And I say, why fight it when you can ride it? Sure, wearing a pumpkin on your head and driving a bike powered by 85% gasoline and 15% souls of the damned might not be street legal, but trust me, no cop is going to stop you. Just ask Ryuen… if you can catch up to him in Secret World Legends.
Massively OP’s Justin Olivetti has a provocative article on his personal gaming blog, Bio Break, this week on MMORPG housing.
“I once again wonder why open world housing is this holy grail that some players and developers seem hellbent on chasing,” he writes. “It’s an ideal, a beautiful mirage couched in the notion of players inhabiting the very world they play, allowing them to stroll through neighborhoods of fellow adventurer’s homes and basking in the connectivity of it all. Yet it’s a failed experiment, one that is proven time and again to have far more drawbacks than benefits.” After listing off his complaints with the mechanic, he ultimately concludes that “we simply don’t need fixed open world housing, even in sandboxes.”

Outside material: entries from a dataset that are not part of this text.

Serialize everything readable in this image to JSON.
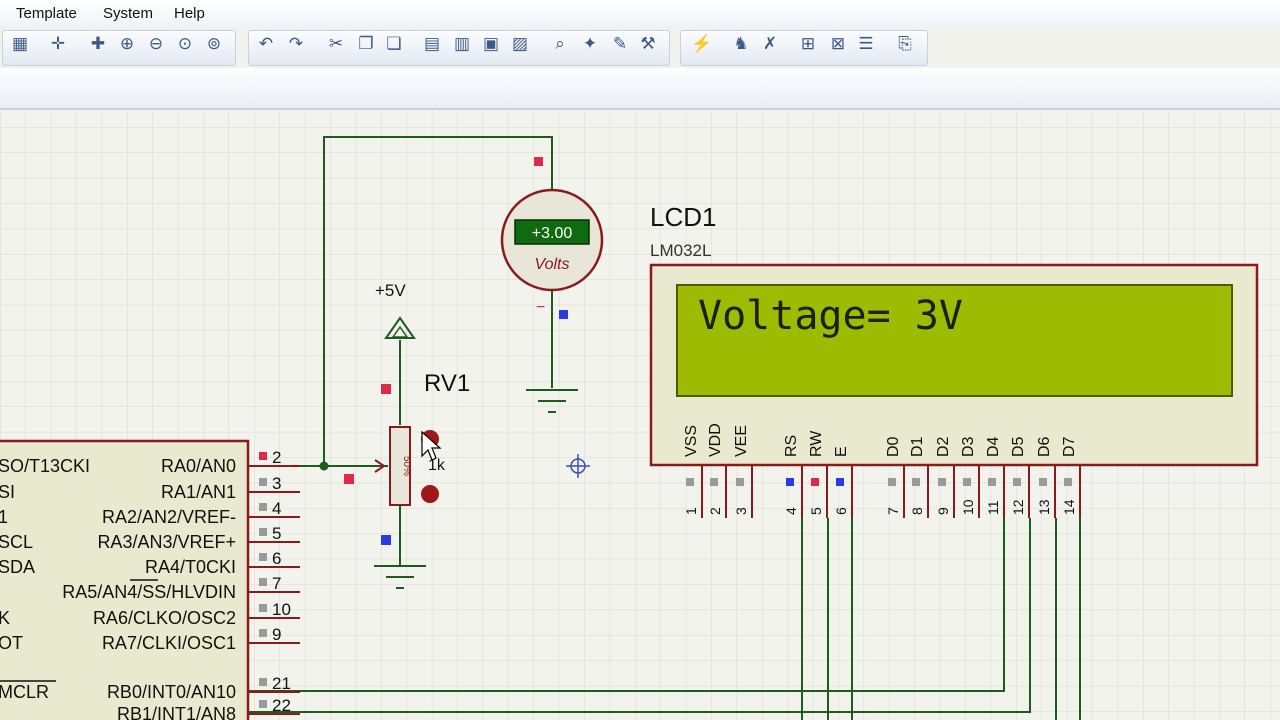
{
  "menu": {
    "items": [
      "Template",
      "System",
      "Help"
    ]
  },
  "toolbar": {
    "buttons": [
      "grid-icon",
      "origin-icon",
      "pan-icon",
      "zoom-in-icon",
      "zoom-out-icon",
      "zoom-all-icon",
      "zoom-area-icon",
      "undo-icon",
      "redo-icon",
      "cut-icon",
      "copy-icon",
      "paste-icon",
      "block-copy-icon",
      "block-move-icon",
      "block-rotate-icon",
      "block-delete-icon",
      "pick-device-icon",
      "make-device-icon",
      "packaging-icon",
      "decompose-icon",
      "wire-autorouter-icon",
      "search-tag-icon",
      "property-tool-icon",
      "new-sheet-icon",
      "remove-sheet-icon",
      "bom-icon",
      "electrical-check-icon"
    ]
  },
  "voltmeter": {
    "reading": "+3.00",
    "unit": "Volts",
    "plus": "+",
    "minus": "−"
  },
  "power": {
    "label": "+5V"
  },
  "pot": {
    "name": "RV1",
    "value": "1k",
    "percent": "50%"
  },
  "lcd": {
    "name": "LCD1",
    "model": "LM032L",
    "display": "Voltage= 3V",
    "pins": [
      {
        "name": "VSS",
        "num": "1"
      },
      {
        "name": "VDD",
        "num": "2"
      },
      {
        "name": "VEE",
        "num": "3"
      },
      {
        "name": "RS",
        "num": "4"
      },
      {
        "name": "RW",
        "num": "5"
      },
      {
        "name": "E",
        "num": "6"
      },
      {
        "name": "D0",
        "num": "7"
      },
      {
        "name": "D1",
        "num": "8"
      },
      {
        "name": "D2",
        "num": "9"
      },
      {
        "name": "D3",
        "num": "10"
      },
      {
        "name": "D4",
        "num": "11"
      },
      {
        "name": "D5",
        "num": "12"
      },
      {
        "name": "D6",
        "num": "13"
      },
      {
        "name": "D7",
        "num": "14"
      }
    ]
  },
  "mcu": {
    "left_labels": [
      "SO/T13CKI",
      "SI",
      "1",
      "SCL",
      "SDA",
      "K",
      "OT",
      "MCLR"
    ],
    "pins": [
      {
        "label": "RA0/AN0",
        "num": "2"
      },
      {
        "label": "RA1/AN1",
        "num": "3"
      },
      {
        "label": "RA2/AN2/VREF-",
        "num": "4"
      },
      {
        "label": "RA3/AN3/VREF+",
        "num": "5"
      },
      {
        "label": "RA4/T0CKI",
        "num": "6"
      },
      {
        "label": "RA5/AN4/SS/HLVDIN",
        "num": "7"
      },
      {
        "label": "RA6/CLKO/OSC2",
        "num": "10"
      },
      {
        "label": "RA7/CLKI/OSC1",
        "num": "9"
      },
      {
        "label": "RB0/INT0/AN10",
        "num": "21"
      },
      {
        "label": "RB1/INT1/AN8",
        "num": "22"
      }
    ]
  },
  "colors": {
    "wire": "#1f5b1f",
    "component": "#8b1a1a",
    "lcd_screen": "#9dbb00",
    "lcd_body": "#e9e9cf",
    "pin_red": "#e0294a",
    "pin_blue": "#2a3be0",
    "meter_display": "#0f6a10",
    "grid": "#d7d7cf"
  }
}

But being Justin, he also asked for feedback on why the joys are worth the drawbacks – and how to fix the system so it works instead of running off the rails. That’s just what we’ll do in this week’s Overthinking. Is he right about not needing this type of housing? And if not, how would you fix open world housing?
Here is a fun bug indeed: Overwatch has a glitch that’s been accidentally slinging seasonal bans at players who did not deserve them. It’s not a particularly widespread issue, having only impacted about 200 accounts, but it has concerned Blizzard and stirred the team to resolve it and restore affected players to their glory.
“We recently identified a bug that, in extremely rare cases, can cause players to lose their skill rating progress and receive a seasonal ban from competitive play without any prior penalties for leaving early or being kicked for inactivity,” Game Director Jeff Kaplan posted in the forums. “This bug is a high priority for our team, and we’re working on a fix to prevent further instances of it occurring as we speak. In the meantime, we’ll be removing the seasonal ban for all players affected by this bug as well as restoring their skill rating.”
On a happier note, Blizzard published a new 12-page comic starring everyone’s favorite Russian heavy hitter, Zarya. Keep your eyes open; another Overwatch hero or two might be popping in to say hi during this one.